David Marcus, head of Calibra, attempted to dispel concerns about Libra during Tuesday’s hearing before the US Senate Banking Committee. In the hearing speech, Marcus shed more light on the general direction Libra was taking, regarding its legal status and approach to privacy.

Regarding the potential for Libra to become a private currency and compete with sovereign monetary policy by creating a secondary economy, Marcus stated this will not be the case:

“It [the Libra Association] will work with the Federal Reserve and other central banks to make sure Libra does not compete with sovereign currencies or interfere with monetary policy. Monetary policy is properly the province of central banks.”

The other concern about Libra is that it will honor the Bank Secrecy Act, as well as customer screening (KYC) and anti-money-laundering (AML) procedures. The Libra Association will run under the oversight of Switzerland’s financial regulator, the Financial Market Authority (FINMA).

The Libra Association also plans to register with the U.S. Treasury Department’s Financial Crimes Enforcement Network (FinCEN), to comply with US-based regulations.
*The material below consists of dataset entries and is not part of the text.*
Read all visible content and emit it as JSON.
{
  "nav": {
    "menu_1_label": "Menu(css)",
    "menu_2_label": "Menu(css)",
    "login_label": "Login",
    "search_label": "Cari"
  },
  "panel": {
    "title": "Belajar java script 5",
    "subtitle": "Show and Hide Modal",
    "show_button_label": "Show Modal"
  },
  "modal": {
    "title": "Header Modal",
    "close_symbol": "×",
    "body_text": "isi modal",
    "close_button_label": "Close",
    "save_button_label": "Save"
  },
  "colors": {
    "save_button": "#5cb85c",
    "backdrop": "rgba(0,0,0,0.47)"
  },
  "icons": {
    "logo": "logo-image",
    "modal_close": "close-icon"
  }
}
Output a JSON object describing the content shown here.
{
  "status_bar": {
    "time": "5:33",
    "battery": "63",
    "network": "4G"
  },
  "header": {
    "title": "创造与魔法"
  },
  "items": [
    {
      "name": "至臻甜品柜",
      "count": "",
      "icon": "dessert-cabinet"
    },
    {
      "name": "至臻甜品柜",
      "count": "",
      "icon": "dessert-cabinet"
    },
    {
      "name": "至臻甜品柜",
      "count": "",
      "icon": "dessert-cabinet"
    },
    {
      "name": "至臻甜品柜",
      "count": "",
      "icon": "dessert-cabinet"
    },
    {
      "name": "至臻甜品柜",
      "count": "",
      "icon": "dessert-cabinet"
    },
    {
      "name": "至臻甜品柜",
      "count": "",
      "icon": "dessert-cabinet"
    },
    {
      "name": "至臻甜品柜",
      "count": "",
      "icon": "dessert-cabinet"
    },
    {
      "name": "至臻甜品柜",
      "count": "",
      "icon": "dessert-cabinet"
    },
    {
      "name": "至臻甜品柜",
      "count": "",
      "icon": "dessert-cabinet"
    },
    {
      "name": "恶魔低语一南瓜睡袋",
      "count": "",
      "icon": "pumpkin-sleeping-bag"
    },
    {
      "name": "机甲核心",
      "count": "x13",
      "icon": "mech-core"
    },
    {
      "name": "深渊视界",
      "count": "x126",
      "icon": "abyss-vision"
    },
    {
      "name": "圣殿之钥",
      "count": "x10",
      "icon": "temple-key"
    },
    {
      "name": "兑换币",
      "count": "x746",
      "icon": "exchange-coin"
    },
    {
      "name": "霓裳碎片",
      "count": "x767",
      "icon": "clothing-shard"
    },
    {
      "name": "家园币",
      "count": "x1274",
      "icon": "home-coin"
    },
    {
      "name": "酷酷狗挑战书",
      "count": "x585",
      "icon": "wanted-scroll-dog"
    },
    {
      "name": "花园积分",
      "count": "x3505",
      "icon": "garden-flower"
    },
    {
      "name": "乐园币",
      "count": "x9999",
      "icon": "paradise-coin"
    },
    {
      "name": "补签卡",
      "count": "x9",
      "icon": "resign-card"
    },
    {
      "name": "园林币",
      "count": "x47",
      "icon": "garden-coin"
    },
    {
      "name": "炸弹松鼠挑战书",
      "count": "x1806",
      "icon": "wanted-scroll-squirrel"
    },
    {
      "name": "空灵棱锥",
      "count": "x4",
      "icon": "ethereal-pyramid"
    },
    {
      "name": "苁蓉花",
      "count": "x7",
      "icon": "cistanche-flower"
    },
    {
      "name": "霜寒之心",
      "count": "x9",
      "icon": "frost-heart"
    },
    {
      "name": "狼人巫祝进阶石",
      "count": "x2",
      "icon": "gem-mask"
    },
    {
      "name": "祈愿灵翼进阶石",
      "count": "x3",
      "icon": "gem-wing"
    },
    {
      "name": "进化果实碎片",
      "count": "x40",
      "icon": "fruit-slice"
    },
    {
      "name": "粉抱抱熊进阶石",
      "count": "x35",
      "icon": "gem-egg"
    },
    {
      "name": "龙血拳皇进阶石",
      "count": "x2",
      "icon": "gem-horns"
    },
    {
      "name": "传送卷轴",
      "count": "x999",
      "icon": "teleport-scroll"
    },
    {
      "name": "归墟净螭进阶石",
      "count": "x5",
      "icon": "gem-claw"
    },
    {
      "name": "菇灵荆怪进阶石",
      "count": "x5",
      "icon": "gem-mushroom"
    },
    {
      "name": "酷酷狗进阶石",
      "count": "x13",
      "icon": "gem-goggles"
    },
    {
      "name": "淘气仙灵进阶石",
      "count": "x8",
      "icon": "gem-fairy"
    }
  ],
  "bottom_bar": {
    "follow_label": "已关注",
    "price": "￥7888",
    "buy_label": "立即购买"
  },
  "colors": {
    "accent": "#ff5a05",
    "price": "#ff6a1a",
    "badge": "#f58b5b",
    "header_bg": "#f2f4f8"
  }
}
The third chief concern was about user privacy and data gathering, exacerbated by Facebook’s history of gathering data and the Cambridge Analytica scandal. The Calibra entity will not share user data of any kind with the Libra Association members, said Marcus.

“The Association will not separately hold any personal data on people who use the blockchain, no matter how it otherwise could be collected, and will not run any infrastructure. As a result, the Association cannot, and will not, monetize data on the blockchain,” he said.

Presumably, the KYC data will be separate from blockchain usage data, which will only reveal the public addresses and the transaction.

For now, it is still uncertain whether Facebook’s drive to issue a digital asset would have a positive or negative effect on existing digital coins. The chief fears are that there may be even stricter regulations for all types of digital assets. However, the optimistic position is that Libra will help the case for digital assets.